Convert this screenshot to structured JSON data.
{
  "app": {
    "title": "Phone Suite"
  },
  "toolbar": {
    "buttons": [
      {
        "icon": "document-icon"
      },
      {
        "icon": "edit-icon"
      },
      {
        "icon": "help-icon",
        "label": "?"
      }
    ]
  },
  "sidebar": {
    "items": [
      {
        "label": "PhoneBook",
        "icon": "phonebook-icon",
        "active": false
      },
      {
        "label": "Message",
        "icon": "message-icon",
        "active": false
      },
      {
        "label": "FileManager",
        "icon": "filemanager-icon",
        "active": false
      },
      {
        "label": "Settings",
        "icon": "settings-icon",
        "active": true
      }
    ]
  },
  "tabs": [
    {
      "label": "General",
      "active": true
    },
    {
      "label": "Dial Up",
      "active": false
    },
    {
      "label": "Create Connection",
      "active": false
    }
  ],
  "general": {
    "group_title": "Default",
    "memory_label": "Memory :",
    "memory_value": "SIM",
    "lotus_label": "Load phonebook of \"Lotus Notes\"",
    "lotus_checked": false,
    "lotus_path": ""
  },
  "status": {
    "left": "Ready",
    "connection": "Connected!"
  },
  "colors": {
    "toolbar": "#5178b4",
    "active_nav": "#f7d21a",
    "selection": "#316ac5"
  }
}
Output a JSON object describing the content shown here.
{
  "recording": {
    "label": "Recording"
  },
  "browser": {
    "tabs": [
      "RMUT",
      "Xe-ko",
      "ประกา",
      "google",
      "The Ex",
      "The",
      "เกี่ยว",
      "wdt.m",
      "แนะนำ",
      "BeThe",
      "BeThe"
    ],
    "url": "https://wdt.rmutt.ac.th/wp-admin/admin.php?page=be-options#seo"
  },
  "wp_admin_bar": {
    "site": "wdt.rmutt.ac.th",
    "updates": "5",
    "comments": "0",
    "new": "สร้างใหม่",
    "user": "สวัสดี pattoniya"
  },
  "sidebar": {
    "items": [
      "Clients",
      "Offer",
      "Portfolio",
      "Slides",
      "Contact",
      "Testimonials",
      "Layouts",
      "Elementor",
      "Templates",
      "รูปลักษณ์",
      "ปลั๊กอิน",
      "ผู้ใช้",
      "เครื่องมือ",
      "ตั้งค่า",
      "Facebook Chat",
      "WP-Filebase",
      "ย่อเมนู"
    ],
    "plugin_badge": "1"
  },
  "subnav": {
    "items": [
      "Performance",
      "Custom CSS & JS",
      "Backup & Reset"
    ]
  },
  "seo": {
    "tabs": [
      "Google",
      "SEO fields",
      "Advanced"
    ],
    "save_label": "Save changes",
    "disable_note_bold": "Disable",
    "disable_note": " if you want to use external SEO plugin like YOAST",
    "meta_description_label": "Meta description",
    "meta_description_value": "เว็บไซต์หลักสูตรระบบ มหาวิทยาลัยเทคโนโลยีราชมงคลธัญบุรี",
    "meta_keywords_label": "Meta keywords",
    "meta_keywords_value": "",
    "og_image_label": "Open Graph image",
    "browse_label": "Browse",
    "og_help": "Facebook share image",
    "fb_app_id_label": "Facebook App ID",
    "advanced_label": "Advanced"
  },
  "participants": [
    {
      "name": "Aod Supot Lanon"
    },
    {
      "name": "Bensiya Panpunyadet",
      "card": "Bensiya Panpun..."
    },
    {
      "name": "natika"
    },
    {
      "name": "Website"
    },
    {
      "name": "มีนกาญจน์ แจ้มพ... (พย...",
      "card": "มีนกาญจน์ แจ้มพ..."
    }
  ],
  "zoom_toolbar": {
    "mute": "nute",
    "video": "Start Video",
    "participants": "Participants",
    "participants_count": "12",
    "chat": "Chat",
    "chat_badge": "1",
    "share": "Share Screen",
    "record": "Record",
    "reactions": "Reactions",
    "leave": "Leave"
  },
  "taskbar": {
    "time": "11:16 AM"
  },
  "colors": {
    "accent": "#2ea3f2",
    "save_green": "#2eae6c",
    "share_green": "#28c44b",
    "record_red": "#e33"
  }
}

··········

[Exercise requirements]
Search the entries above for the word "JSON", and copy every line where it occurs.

[Answer to the exercise]
Convert this screenshot to structured JSON data.
Output a JSON object describing the content shown here.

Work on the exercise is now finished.